State of Jefferson proponents are gearing up for a new campaign, starting with another visit to the Shasta County Board of Supervisors. The opening salvo was a recent “town hall meeting” in Redding, as described by R.V. Scheide, who remains decidedly unconvinced. R.V.’s reservations aside, this is exactly the sort of tonic I need to get me out of my winter doldrums and in the mood for springtime in the north state.
I’m reminded of a scene in the Jack Nicholson/Marlon Brando western The Missouri Breaks, in which the local self-appointed judge is sentencing a horse thief to death. The judge asks the thief if he has any last words and, life on the prairie being drab, suggests that the rustler make those last words colorful. The horse thief is game, and gives a lively speech in which he says he has no regrets for his devil-may-care criminal ways. The townsfolk are suitably amused, and then they hang him.
The judge’s request, and the horse thief’s response, are pretty much how I view the State of Jefferson movement. I like it, if for nothing other than its entertainment value.
Like many of you, I’ve watched with bemused detachment as North State boards of supervisors and city councils—with as much faux-earnestness as they can muster while facing a sizable cohort of riled-up constituents—tilt at a windmill called Liberal California. Several local governments have even passed resolutions to endorse or study seceding from California to form the State of Jefferson.
Hey, I get it. What red-blooded American boy doesn’t want his very own treehouse, clubhouse, or fort? A space where he and his buddies get to set the rules; a space defended from outsiders with sacred oaths, secret passwords, slingshots and BB guns. Plenty of time to spend flipping through comic books and the occasional Playboy swiped from Dad’s collection. (If you think I’m being dismissive, reconsider. Man, how I yearn to be that kid in the treehouse again.)
The Jefferson proponents have articulated their reasons for wanting to part ways with the liberals who call the moves at the square dance in Sacramento, and I’m not going to take issue with any of those reasons. If you’re conservative, like most of my local buddies, you think most of what goes on in Sactown is bat-shit crazy. A deep moat somewhere to the south—just in front of a sign that reads “Welcome to Jefferson”—clearly holds enormous appeal for many North State residents.

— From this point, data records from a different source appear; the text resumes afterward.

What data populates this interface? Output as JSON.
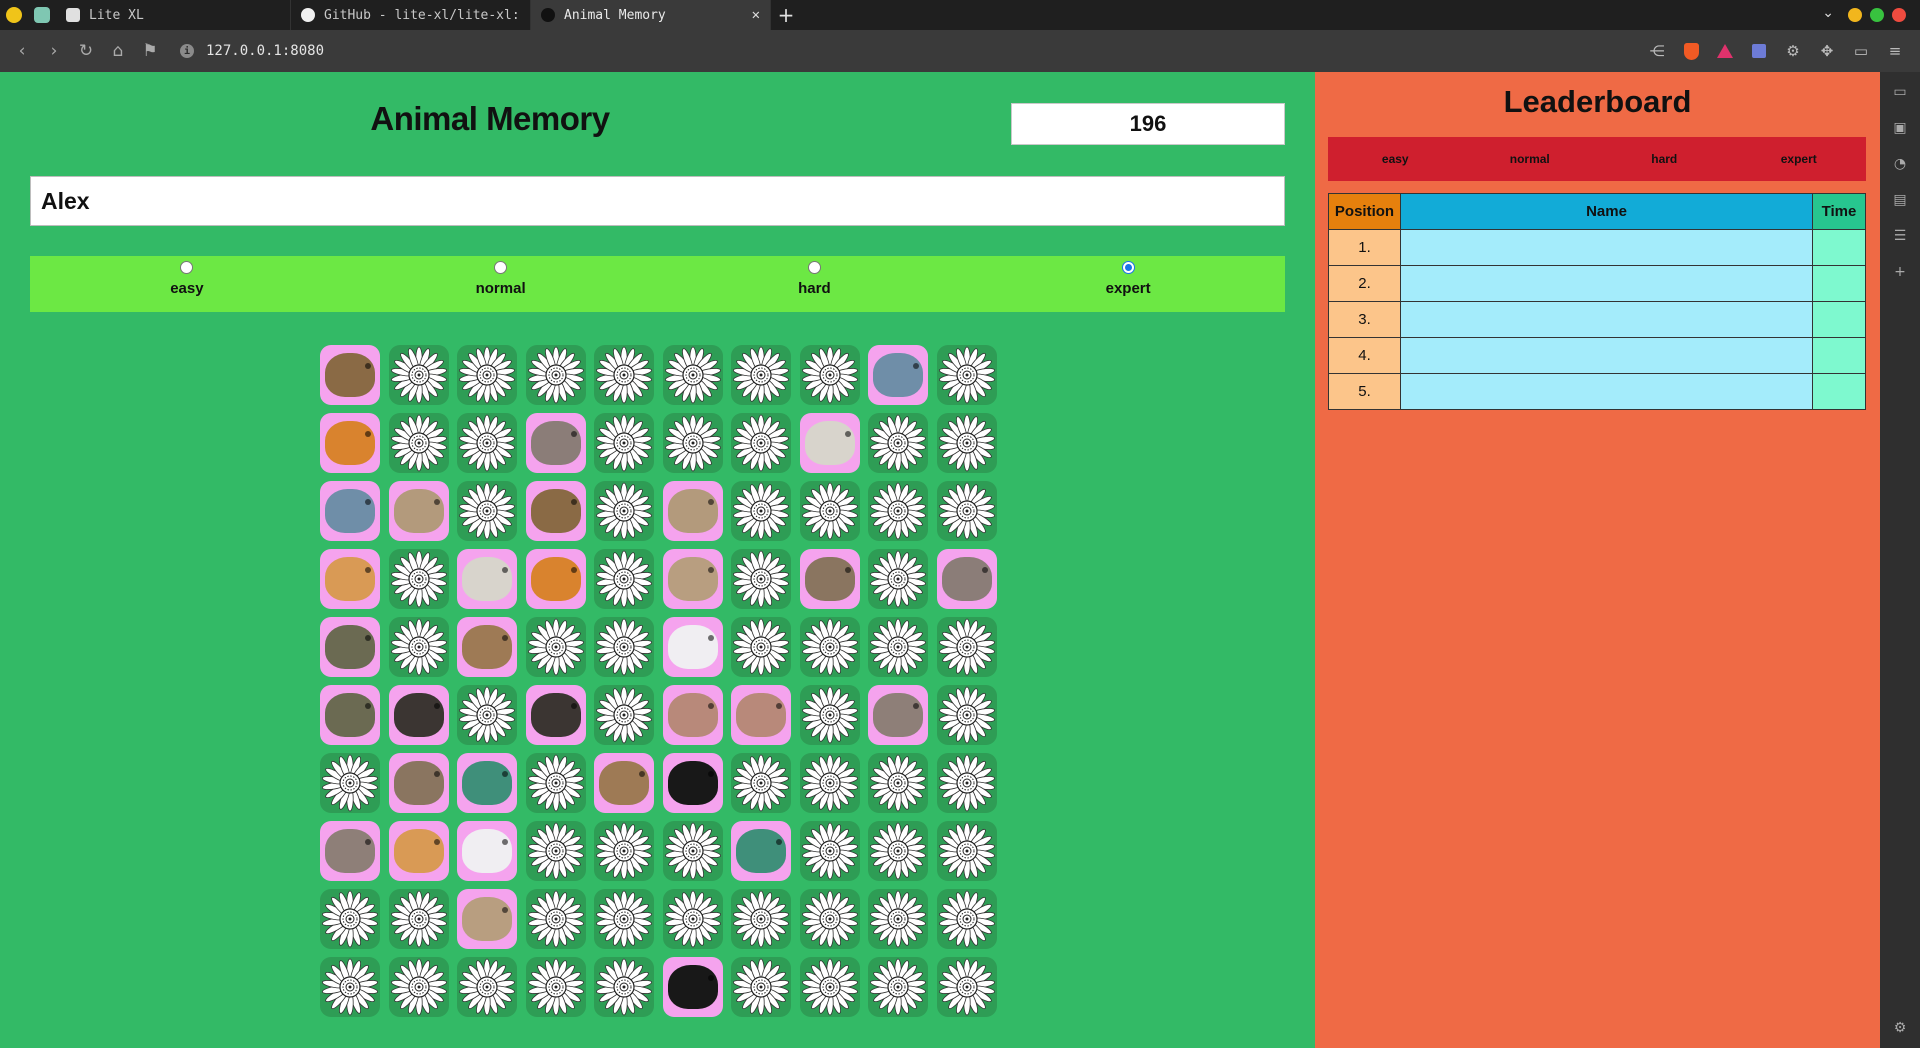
{
  "browser": {
    "tabs": [
      {
        "title": "Lite XL",
        "active": false
      },
      {
        "title": "GitHub - lite-xl/lite-xl:",
        "active": false
      },
      {
        "title": "Animal Memory",
        "active": true
      }
    ],
    "url": "127.0.0.1:8080",
    "colors": {
      "chrome": "#3a3a3a",
      "tabbar": "#1f1f1f"
    }
  },
  "game": {
    "title": "Animal Memory",
    "timer": "196",
    "player_name": "Alex",
    "difficulties": [
      {
        "label": "easy",
        "selected": false
      },
      {
        "label": "normal",
        "selected": false
      },
      {
        "label": "hard",
        "selected": false
      },
      {
        "label": "expert",
        "selected": true
      }
    ],
    "board": [
      [
        "tortoise",
        null,
        null,
        null,
        null,
        null,
        null,
        null,
        "shark",
        null
      ],
      [
        "tiger",
        null,
        null,
        "rhino",
        null,
        null,
        null,
        "white-tiger",
        null,
        null
      ],
      [
        "shark",
        "owl",
        null,
        "tortoise",
        null,
        "owl",
        null,
        null,
        null,
        null
      ],
      [
        "corgi",
        null,
        "white-tiger",
        "tiger",
        null,
        "sheep",
        null,
        "marmot",
        null,
        "rhino"
      ],
      [
        "crocodile",
        null,
        "monkey",
        null,
        null,
        "goat",
        null,
        null,
        null,
        null
      ],
      [
        "crocodile",
        "chimpanzee",
        null,
        "chimpanzee",
        null,
        "elephant",
        "elephant",
        null,
        "rabbit",
        null
      ],
      [
        null,
        "marmot",
        "peacock",
        null,
        "monkey",
        "panther",
        null,
        null,
        null,
        null
      ],
      [
        "rabbit",
        "corgi",
        "goat",
        null,
        null,
        null,
        "peacock",
        null,
        null,
        null
      ],
      [
        null,
        null,
        "sheep",
        null,
        null,
        null,
        null,
        null,
        null,
        null
      ],
      [
        null,
        null,
        null,
        null,
        null,
        "panther",
        null,
        null,
        null,
        null
      ]
    ],
    "animal_colors": {
      "tortoise": "#8a6a45",
      "shark": "#6f8ea8",
      "tiger": "#d9832e",
      "rhino": "#8b7d78",
      "white-tiger": "#d8d4cc",
      "owl": "#b39a7c",
      "corgi": "#d99a55",
      "sheep": "#b89e80",
      "marmot": "#8a7560",
      "crocodile": "#6b6a52",
      "monkey": "#9e7a55",
      "goat": "#f0eef2",
      "chimpanzee": "#3b3532",
      "elephant": "#b8897a",
      "rabbit": "#8e7f78",
      "peacock": "#3f8f7a",
      "panther": "#181818"
    },
    "colors": {
      "background": "#33ba66",
      "difficulty_bar": "#6ce844",
      "card_face": "#f5a3ee",
      "card_back": "#2e9d55"
    }
  },
  "leaderboard": {
    "title": "Leaderboard",
    "tabs": [
      "easy",
      "normal",
      "hard",
      "expert"
    ],
    "headers": {
      "position": "Position",
      "name": "Name",
      "time": "Time"
    },
    "rows": [
      {
        "position": "1.",
        "name": "",
        "time": ""
      },
      {
        "position": "2.",
        "name": "",
        "time": ""
      },
      {
        "position": "3.",
        "name": "",
        "time": ""
      },
      {
        "position": "4.",
        "name": "",
        "time": ""
      },
      {
        "position": "5.",
        "name": "",
        "time": ""
      }
    ],
    "colors": {
      "background": "#ef6a45",
      "tabs": "#cf1f2e"
    }
  }
}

Doubters argue that seceding would be a Pyrrhic victory. (You Cal and Stanford alumni know what that means; for my fellow UCD Aggies, that’s a victory whose costs are so enormous that it actually equals defeat.) They say that Shasta County and all of the surrounding counties are revenue vacuums and that Sacramento sends much more money our way than we send back in the form of taxes and fees. In the absence of the subsidies we receive from the rest of California, the doubters predict immediate and disabling budget crises that would cause Jefferson to crash and burn on takeoff.
Jefferson proponents respond, “Not so! We’ll unleash the private sector from California’s burdensome regulations! Businesses will flourish and revenues will skyrocket! Plus, we’ll cut a whole bunch of needless spending! We’ll be in the black before you can say ‘gee whiz!’” There’s no dispelling that type of optimism, and why would anyone want to?
Skeptics probably argued that waving goodbye to the British monarchy would be economically disastrous, but the optimists won, and it’s worked out rather well for the United States in the long run, with a few trips into the ditch along the way.
Next: The Show-Stopper